Website and app data records

____

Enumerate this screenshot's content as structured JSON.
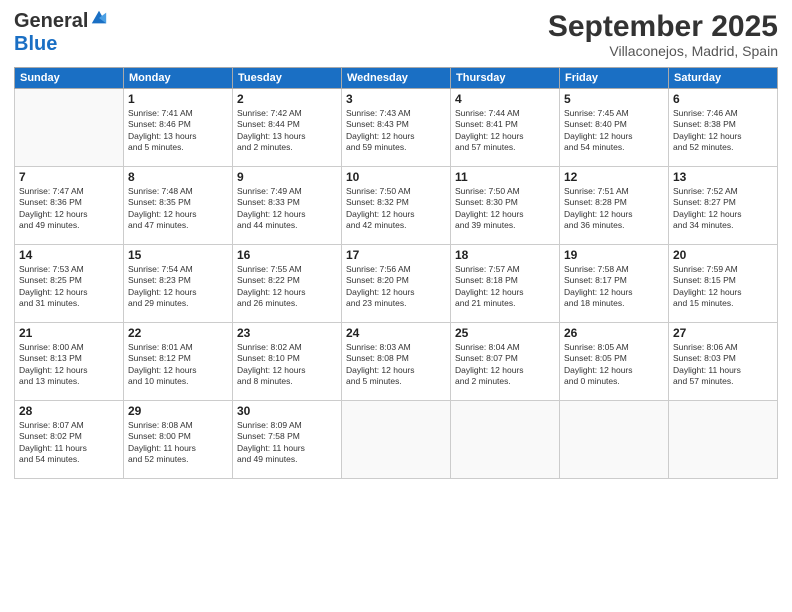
{
  "logo": {
    "general": "General",
    "blue": "Blue"
  },
  "title": "September 2025",
  "subtitle": "Villaconejos, Madrid, Spain",
  "days_of_week": [
    "Sunday",
    "Monday",
    "Tuesday",
    "Wednesday",
    "Thursday",
    "Friday",
    "Saturday"
  ],
  "weeks": [
    [
      {
        "day": "",
        "info": ""
      },
      {
        "day": "1",
        "info": "Sunrise: 7:41 AM\nSunset: 8:46 PM\nDaylight: 13 hours\nand 5 minutes."
      },
      {
        "day": "2",
        "info": "Sunrise: 7:42 AM\nSunset: 8:44 PM\nDaylight: 13 hours\nand 2 minutes."
      },
      {
        "day": "3",
        "info": "Sunrise: 7:43 AM\nSunset: 8:43 PM\nDaylight: 12 hours\nand 59 minutes."
      },
      {
        "day": "4",
        "info": "Sunrise: 7:44 AM\nSunset: 8:41 PM\nDaylight: 12 hours\nand 57 minutes."
      },
      {
        "day": "5",
        "info": "Sunrise: 7:45 AM\nSunset: 8:40 PM\nDaylight: 12 hours\nand 54 minutes."
      },
      {
        "day": "6",
        "info": "Sunrise: 7:46 AM\nSunset: 8:38 PM\nDaylight: 12 hours\nand 52 minutes."
      }
    ],
    [
      {
        "day": "7",
        "info": "Sunrise: 7:47 AM\nSunset: 8:36 PM\nDaylight: 12 hours\nand 49 minutes."
      },
      {
        "day": "8",
        "info": "Sunrise: 7:48 AM\nSunset: 8:35 PM\nDaylight: 12 hours\nand 47 minutes."
      },
      {
        "day": "9",
        "info": "Sunrise: 7:49 AM\nSunset: 8:33 PM\nDaylight: 12 hours\nand 44 minutes."
      },
      {
        "day": "10",
        "info": "Sunrise: 7:50 AM\nSunset: 8:32 PM\nDaylight: 12 hours\nand 42 minutes."
      },
      {
        "day": "11",
        "info": "Sunrise: 7:50 AM\nSunset: 8:30 PM\nDaylight: 12 hours\nand 39 minutes."
      },
      {
        "day": "12",
        "info": "Sunrise: 7:51 AM\nSunset: 8:28 PM\nDaylight: 12 hours\nand 36 minutes."
      },
      {
        "day": "13",
        "info": "Sunrise: 7:52 AM\nSunset: 8:27 PM\nDaylight: 12 hours\nand 34 minutes."
      }
    ],
    [
      {
        "day": "14",
        "info": "Sunrise: 7:53 AM\nSunset: 8:25 PM\nDaylight: 12 hours\nand 31 minutes."
      },
      {
        "day": "15",
        "info": "Sunrise: 7:54 AM\nSunset: 8:23 PM\nDaylight: 12 hours\nand 29 minutes."
      },
      {
        "day": "16",
        "info": "Sunrise: 7:55 AM\nSunset: 8:22 PM\nDaylight: 12 hours\nand 26 minutes."
      },
      {
        "day": "17",
        "info": "Sunrise: 7:56 AM\nSunset: 8:20 PM\nDaylight: 12 hours\nand 23 minutes."
      },
      {
        "day": "18",
        "info": "Sunrise: 7:57 AM\nSunset: 8:18 PM\nDaylight: 12 hours\nand 21 minutes."
      },
      {
        "day": "19",
        "info": "Sunrise: 7:58 AM\nSunset: 8:17 PM\nDaylight: 12 hours\nand 18 minutes."
      },
      {
        "day": "20",
        "info": "Sunrise: 7:59 AM\nSunset: 8:15 PM\nDaylight: 12 hours\nand 15 minutes."
      }
    ],
    [
      {
        "day": "21",
        "info": "Sunrise: 8:00 AM\nSunset: 8:13 PM\nDaylight: 12 hours\nand 13 minutes."
      },
      {
        "day": "22",
        "info": "Sunrise: 8:01 AM\nSunset: 8:12 PM\nDaylight: 12 hours\nand 10 minutes."
      },
      {
        "day": "23",
        "info": "Sunrise: 8:02 AM\nSunset: 8:10 PM\nDaylight: 12 hours\nand 8 minutes."
      },
      {
        "day": "24",
        "info": "Sunrise: 8:03 AM\nSunset: 8:08 PM\nDaylight: 12 hours\nand 5 minutes."
      },
      {
        "day": "25",
        "info": "Sunrise: 8:04 AM\nSunset: 8:07 PM\nDaylight: 12 hours\nand 2 minutes."
      },
      {
        "day": "26",
        "info": "Sunrise: 8:05 AM\nSunset: 8:05 PM\nDaylight: 12 hours\nand 0 minutes."
      },
      {
        "day": "27",
        "info": "Sunrise: 8:06 AM\nSunset: 8:03 PM\nDaylight: 11 hours\nand 57 minutes."
      }
    ],
    [
      {
        "day": "28",
        "info": "Sunrise: 8:07 AM\nSunset: 8:02 PM\nDaylight: 11 hours\nand 54 minutes."
      },
      {
        "day": "29",
        "info": "Sunrise: 8:08 AM\nSunset: 8:00 PM\nDaylight: 11 hours\nand 52 minutes."
      },
      {
        "day": "30",
        "info": "Sunrise: 8:09 AM\nSunset: 7:58 PM\nDaylight: 11 hours\nand 49 minutes."
      },
      {
        "day": "",
        "info": ""
      },
      {
        "day": "",
        "info": ""
      },
      {
        "day": "",
        "info": ""
      },
      {
        "day": "",
        "info": ""
      }
    ]
  ]
}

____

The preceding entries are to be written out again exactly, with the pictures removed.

Enumerate this screenshot's content as structured JSON.
{
  "logo": {
    "general": "General",
    "blue": "Blue"
  },
  "title": "September 2025",
  "subtitle": "Villaconejos, Madrid, Spain",
  "days_of_week": [
    "Sunday",
    "Monday",
    "Tuesday",
    "Wednesday",
    "Thursday",
    "Friday",
    "Saturday"
  ],
  "weeks": [
    [
      {
        "day": "",
        "info": ""
      },
      {
        "day": "1",
        "info": "Sunrise: 7:41 AM\nSunset: 8:46 PM\nDaylight: 13 hours\nand 5 minutes."
      },
      {
        "day": "2",
        "info": "Sunrise: 7:42 AM\nSunset: 8:44 PM\nDaylight: 13 hours\nand 2 minutes."
      },
      {
        "day": "3",
        "info": "Sunrise: 7:43 AM\nSunset: 8:43 PM\nDaylight: 12 hours\nand 59 minutes."
      },
      {
        "day": "4",
        "info": "Sunrise: 7:44 AM\nSunset: 8:41 PM\nDaylight: 12 hours\nand 57 minutes."
      },
      {
        "day": "5",
        "info": "Sunrise: 7:45 AM\nSunset: 8:40 PM\nDaylight: 12 hours\nand 54 minutes."
      },
      {
        "day": "6",
        "info": "Sunrise: 7:46 AM\nSunset: 8:38 PM\nDaylight: 12 hours\nand 52 minutes."
      }
    ],
    [
      {
        "day": "7",
        "info": "Sunrise: 7:47 AM\nSunset: 8:36 PM\nDaylight: 12 hours\nand 49 minutes."
      },
      {
        "day": "8",
        "info": "Sunrise: 7:48 AM\nSunset: 8:35 PM\nDaylight: 12 hours\nand 47 minutes."
      },
      {
        "day": "9",
        "info": "Sunrise: 7:49 AM\nSunset: 8:33 PM\nDaylight: 12 hours\nand 44 minutes."
      },
      {
        "day": "10",
        "info": "Sunrise: 7:50 AM\nSunset: 8:32 PM\nDaylight: 12 hours\nand 42 minutes."
      },
      {
        "day": "11",
        "info": "Sunrise: 7:50 AM\nSunset: 8:30 PM\nDaylight: 12 hours\nand 39 minutes."
      },
      {
        "day": "12",
        "info": "Sunrise: 7:51 AM\nSunset: 8:28 PM\nDaylight: 12 hours\nand 36 minutes."
      },
      {
        "day": "13",
        "info": "Sunrise: 7:52 AM\nSunset: 8:27 PM\nDaylight: 12 hours\nand 34 minutes."
      }
    ],
    [
      {
        "day": "14",
        "info": "Sunrise: 7:53 AM\nSunset: 8:25 PM\nDaylight: 12 hours\nand 31 minutes."
      },
      {
        "day": "15",
        "info": "Sunrise: 7:54 AM\nSunset: 8:23 PM\nDaylight: 12 hours\nand 29 minutes."
      },
      {
        "day": "16",
        "info": "Sunrise: 7:55 AM\nSunset: 8:22 PM\nDaylight: 12 hours\nand 26 minutes."
      },
      {
        "day": "17",
        "info": "Sunrise: 7:56 AM\nSunset: 8:20 PM\nDaylight: 12 hours\nand 23 minutes."
      },
      {
        "day": "18",
        "info": "Sunrise: 7:57 AM\nSunset: 8:18 PM\nDaylight: 12 hours\nand 21 minutes."
      },
      {
        "day": "19",
        "info": "Sunrise: 7:58 AM\nSunset: 8:17 PM\nDaylight: 12 hours\nand 18 minutes."
      },
      {
        "day": "20",
        "info": "Sunrise: 7:59 AM\nSunset: 8:15 PM\nDaylight: 12 hours\nand 15 minutes."
      }
    ],
    [
      {
        "day": "21",
        "info": "Sunrise: 8:00 AM\nSunset: 8:13 PM\nDaylight: 12 hours\nand 13 minutes."
      },
      {
        "day": "22",
        "info": "Sunrise: 8:01 AM\nSunset: 8:12 PM\nDaylight: 12 hours\nand 10 minutes."
      },
      {
        "day": "23",
        "info": "Sunrise: 8:02 AM\nSunset: 8:10 PM\nDaylight: 12 hours\nand 8 minutes."
      },
      {
        "day": "24",
        "info": "Sunrise: 8:03 AM\nSunset: 8:08 PM\nDaylight: 12 hours\nand 5 minutes."
      },
      {
        "day": "25",
        "info": "Sunrise: 8:04 AM\nSunset: 8:07 PM\nDaylight: 12 hours\nand 2 minutes."
      },
      {
        "day": "26",
        "info": "Sunrise: 8:05 AM\nSunset: 8:05 PM\nDaylight: 12 hours\nand 0 minutes."
      },
      {
        "day": "27",
        "info": "Sunrise: 8:06 AM\nSunset: 8:03 PM\nDaylight: 11 hours\nand 57 minutes."
      }
    ],
    [
      {
        "day": "28",
        "info": "Sunrise: 8:07 AM\nSunset: 8:02 PM\nDaylight: 11 hours\nand 54 minutes."
      },
      {
        "day": "29",
        "info": "Sunrise: 8:08 AM\nSunset: 8:00 PM\nDaylight: 11 hours\nand 52 minutes."
      },
      {
        "day": "30",
        "info": "Sunrise: 8:09 AM\nSunset: 7:58 PM\nDaylight: 11 hours\nand 49 minutes."
      },
      {
        "day": "",
        "info": ""
      },
      {
        "day": "",
        "info": ""
      },
      {
        "day": "",
        "info": ""
      },
      {
        "day": "",
        "info": ""
      }
    ]
  ]
}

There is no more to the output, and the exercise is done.